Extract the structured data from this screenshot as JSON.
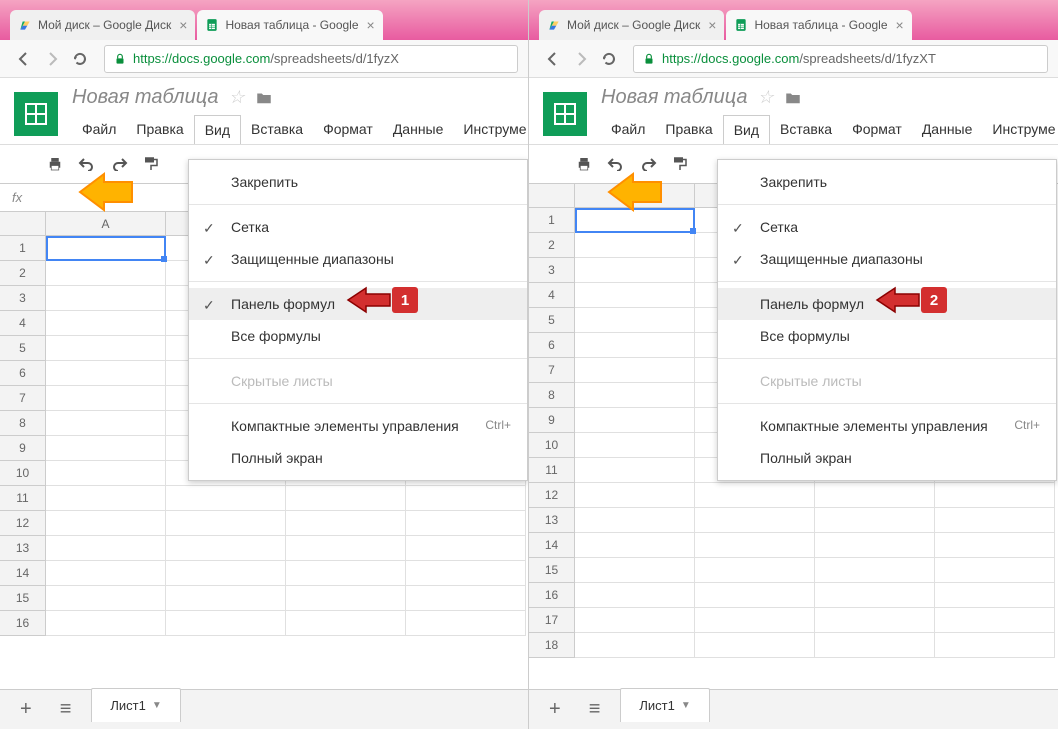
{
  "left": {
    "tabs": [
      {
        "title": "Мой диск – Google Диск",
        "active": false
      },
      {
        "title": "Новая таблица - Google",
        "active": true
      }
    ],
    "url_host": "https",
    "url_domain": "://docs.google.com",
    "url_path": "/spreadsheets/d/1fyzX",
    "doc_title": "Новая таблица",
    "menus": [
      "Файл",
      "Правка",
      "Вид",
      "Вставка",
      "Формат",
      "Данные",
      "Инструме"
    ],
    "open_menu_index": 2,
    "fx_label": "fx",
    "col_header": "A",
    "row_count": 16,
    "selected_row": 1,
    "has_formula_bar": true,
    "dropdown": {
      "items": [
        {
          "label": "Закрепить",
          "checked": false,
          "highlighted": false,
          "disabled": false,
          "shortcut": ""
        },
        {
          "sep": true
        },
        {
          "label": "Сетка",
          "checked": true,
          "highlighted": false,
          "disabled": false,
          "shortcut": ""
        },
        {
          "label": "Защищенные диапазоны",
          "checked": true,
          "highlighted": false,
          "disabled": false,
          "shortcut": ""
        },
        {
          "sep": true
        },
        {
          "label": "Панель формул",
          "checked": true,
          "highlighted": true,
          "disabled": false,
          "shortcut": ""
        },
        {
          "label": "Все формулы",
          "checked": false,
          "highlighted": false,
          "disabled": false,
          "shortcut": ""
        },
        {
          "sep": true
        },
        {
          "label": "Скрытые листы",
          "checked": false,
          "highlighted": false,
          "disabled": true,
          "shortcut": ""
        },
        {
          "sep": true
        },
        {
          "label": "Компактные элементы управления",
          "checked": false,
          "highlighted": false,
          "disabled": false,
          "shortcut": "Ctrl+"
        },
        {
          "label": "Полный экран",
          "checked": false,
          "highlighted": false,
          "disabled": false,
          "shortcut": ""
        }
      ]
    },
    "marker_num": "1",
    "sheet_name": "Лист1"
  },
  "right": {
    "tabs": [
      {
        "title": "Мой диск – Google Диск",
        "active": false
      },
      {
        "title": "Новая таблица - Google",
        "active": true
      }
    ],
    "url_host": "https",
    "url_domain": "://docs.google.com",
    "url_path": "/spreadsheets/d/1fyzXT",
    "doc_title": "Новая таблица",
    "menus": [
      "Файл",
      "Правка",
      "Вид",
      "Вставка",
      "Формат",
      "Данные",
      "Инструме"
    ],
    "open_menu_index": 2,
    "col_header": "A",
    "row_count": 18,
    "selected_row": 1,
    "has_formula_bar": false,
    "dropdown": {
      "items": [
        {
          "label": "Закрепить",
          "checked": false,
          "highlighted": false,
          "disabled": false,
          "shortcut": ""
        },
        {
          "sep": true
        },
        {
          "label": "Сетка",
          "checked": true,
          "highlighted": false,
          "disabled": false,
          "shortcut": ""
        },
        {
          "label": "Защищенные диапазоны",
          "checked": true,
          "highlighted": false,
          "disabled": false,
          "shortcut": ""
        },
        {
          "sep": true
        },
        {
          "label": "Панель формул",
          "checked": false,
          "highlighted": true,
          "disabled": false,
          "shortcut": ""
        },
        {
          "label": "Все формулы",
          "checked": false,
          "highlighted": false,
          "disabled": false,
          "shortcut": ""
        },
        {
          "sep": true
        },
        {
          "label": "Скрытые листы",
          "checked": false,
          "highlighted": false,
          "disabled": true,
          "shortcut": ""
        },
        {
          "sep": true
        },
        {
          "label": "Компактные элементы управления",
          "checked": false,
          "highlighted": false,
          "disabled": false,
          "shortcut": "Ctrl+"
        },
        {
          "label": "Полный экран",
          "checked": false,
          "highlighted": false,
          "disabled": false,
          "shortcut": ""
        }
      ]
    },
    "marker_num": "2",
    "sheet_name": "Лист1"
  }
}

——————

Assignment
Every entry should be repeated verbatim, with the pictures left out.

Output for this task
Extract the structured data from this screenshot as JSON.
{
  "left": {
    "tabs": [
      {
        "title": "Мой диск – Google Диск",
        "active": false
      },
      {
        "title": "Новая таблица - Google",
        "active": true
      }
    ],
    "url_host": "https",
    "url_domain": "://docs.google.com",
    "url_path": "/spreadsheets/d/1fyzX",
    "doc_title": "Новая таблица",
    "menus": [
      "Файл",
      "Правка",
      "Вид",
      "Вставка",
      "Формат",
      "Данные",
      "Инструме"
    ],
    "open_menu_index": 2,
    "fx_label": "fx",
    "col_header": "A",
    "row_count": 16,
    "selected_row": 1,
    "has_formula_bar": true,
    "dropdown": {
      "items": [
        {
          "label": "Закрепить",
          "checked": false,
          "highlighted": false,
          "disabled": false,
          "shortcut": ""
        },
        {
          "sep": true
        },
        {
          "label": "Сетка",
          "checked": true,
          "highlighted": false,
          "disabled": false,
          "shortcut": ""
        },
        {
          "label": "Защищенные диапазоны",
          "checked": true,
          "highlighted": false,
          "disabled": false,
          "shortcut": ""
        },
        {
          "sep": true
        },
        {
          "label": "Панель формул",
          "checked": true,
          "highlighted": true,
          "disabled": false,
          "shortcut": ""
        },
        {
          "label": "Все формулы",
          "checked": false,
          "highlighted": false,
          "disabled": false,
          "shortcut": ""
        },
        {
          "sep": true
        },
        {
          "label": "Скрытые листы",
          "checked": false,
          "highlighted": false,
          "disabled": true,
          "shortcut": ""
        },
        {
          "sep": true
        },
        {
          "label": "Компактные элементы управления",
          "checked": false,
          "highlighted": false,
          "disabled": false,
          "shortcut": "Ctrl+"
        },
        {
          "label": "Полный экран",
          "checked": false,
          "highlighted": false,
          "disabled": false,
          "shortcut": ""
        }
      ]
    },
    "marker_num": "1",
    "sheet_name": "Лист1"
  },
  "right": {
    "tabs": [
      {
        "title": "Мой диск – Google Диск",
        "active": false
      },
      {
        "title": "Новая таблица - Google",
        "active": true
      }
    ],
    "url_host": "https",
    "url_domain": "://docs.google.com",
    "url_path": "/spreadsheets/d/1fyzXT",
    "doc_title": "Новая таблица",
    "menus": [
      "Файл",
      "Правка",
      "Вид",
      "Вставка",
      "Формат",
      "Данные",
      "Инструме"
    ],
    "open_menu_index": 2,
    "col_header": "A",
    "row_count": 18,
    "selected_row": 1,
    "has_formula_bar": false,
    "dropdown": {
      "items": [
        {
          "label": "Закрепить",
          "checked": false,
          "highlighted": false,
          "disabled": false,
          "shortcut": ""
        },
        {
          "sep": true
        },
        {
          "label": "Сетка",
          "checked": true,
          "highlighted": false,
          "disabled": false,
          "shortcut": ""
        },
        {
          "label": "Защищенные диапазоны",
          "checked": true,
          "highlighted": false,
          "disabled": false,
          "shortcut": ""
        },
        {
          "sep": true
        },
        {
          "label": "Панель формул",
          "checked": false,
          "highlighted": true,
          "disabled": false,
          "shortcut": ""
        },
        {
          "label": "Все формулы",
          "checked": false,
          "highlighted": false,
          "disabled": false,
          "shortcut": ""
        },
        {
          "sep": true
        },
        {
          "label": "Скрытые листы",
          "checked": false,
          "highlighted": false,
          "disabled": true,
          "shortcut": ""
        },
        {
          "sep": true
        },
        {
          "label": "Компактные элементы управления",
          "checked": false,
          "highlighted": false,
          "disabled": false,
          "shortcut": "Ctrl+"
        },
        {
          "label": "Полный экран",
          "checked": false,
          "highlighted": false,
          "disabled": false,
          "shortcut": ""
        }
      ]
    },
    "marker_num": "2",
    "sheet_name": "Лист1"
  }
}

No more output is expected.